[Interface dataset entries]
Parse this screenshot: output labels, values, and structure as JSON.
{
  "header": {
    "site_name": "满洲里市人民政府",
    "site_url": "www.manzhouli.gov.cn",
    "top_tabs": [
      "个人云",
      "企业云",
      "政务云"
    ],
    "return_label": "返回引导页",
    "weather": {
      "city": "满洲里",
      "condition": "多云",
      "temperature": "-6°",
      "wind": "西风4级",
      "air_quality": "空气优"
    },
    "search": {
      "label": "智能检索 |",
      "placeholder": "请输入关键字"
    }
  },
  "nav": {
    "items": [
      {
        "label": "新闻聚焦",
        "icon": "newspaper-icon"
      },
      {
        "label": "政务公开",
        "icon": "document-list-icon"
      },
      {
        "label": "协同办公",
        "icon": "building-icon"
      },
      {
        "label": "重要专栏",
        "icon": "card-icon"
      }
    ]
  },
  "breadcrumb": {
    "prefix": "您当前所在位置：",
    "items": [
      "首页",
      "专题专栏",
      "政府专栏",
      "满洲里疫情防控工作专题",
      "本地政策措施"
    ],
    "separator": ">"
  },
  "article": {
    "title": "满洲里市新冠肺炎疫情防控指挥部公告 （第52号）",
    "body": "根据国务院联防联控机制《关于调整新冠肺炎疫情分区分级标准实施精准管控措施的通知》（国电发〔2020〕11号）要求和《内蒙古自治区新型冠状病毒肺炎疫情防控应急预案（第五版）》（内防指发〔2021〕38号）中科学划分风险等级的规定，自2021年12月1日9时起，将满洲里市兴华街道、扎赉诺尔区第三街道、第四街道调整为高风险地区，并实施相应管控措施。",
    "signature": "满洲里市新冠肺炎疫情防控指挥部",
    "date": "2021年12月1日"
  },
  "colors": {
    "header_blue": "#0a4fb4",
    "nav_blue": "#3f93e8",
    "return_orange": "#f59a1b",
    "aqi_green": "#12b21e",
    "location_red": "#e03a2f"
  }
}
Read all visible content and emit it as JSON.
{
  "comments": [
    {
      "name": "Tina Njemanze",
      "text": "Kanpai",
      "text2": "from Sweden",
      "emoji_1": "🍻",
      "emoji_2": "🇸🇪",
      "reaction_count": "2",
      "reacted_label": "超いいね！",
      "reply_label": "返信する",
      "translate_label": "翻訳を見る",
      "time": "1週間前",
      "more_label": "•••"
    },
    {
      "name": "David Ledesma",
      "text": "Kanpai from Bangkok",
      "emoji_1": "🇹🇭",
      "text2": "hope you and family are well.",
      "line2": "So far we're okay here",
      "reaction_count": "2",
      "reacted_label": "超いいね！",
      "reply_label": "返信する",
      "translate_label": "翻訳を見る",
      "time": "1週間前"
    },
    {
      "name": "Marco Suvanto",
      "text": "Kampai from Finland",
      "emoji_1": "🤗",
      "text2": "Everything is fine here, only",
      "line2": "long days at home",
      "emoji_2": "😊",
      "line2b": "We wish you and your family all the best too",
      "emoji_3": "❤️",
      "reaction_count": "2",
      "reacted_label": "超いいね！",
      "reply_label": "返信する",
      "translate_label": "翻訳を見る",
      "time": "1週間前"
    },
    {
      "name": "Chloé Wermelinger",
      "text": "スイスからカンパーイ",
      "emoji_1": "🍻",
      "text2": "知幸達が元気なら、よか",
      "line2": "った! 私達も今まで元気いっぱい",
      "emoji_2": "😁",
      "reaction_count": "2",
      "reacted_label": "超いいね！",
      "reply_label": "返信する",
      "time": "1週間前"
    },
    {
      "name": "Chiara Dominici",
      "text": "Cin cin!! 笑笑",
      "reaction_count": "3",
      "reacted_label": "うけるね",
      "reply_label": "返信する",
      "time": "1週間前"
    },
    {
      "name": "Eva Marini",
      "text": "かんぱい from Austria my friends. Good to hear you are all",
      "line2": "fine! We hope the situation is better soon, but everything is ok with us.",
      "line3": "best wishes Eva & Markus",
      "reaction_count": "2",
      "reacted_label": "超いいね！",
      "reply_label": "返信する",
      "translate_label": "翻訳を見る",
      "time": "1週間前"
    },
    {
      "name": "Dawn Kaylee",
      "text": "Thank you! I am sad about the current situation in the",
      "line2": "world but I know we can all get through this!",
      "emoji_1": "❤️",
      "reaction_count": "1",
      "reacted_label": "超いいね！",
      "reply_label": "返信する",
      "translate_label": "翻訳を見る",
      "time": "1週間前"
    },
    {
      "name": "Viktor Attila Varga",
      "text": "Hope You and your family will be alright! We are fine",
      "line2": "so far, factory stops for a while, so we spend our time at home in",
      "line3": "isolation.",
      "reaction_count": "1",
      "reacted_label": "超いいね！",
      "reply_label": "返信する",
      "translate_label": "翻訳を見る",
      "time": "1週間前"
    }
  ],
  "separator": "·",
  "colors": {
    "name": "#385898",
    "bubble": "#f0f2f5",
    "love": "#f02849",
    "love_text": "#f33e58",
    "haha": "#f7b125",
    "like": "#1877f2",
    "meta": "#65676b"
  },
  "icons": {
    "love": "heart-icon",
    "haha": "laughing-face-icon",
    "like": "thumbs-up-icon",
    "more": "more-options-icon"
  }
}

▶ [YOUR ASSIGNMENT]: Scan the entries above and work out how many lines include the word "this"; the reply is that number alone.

▶ [RESULT]: 2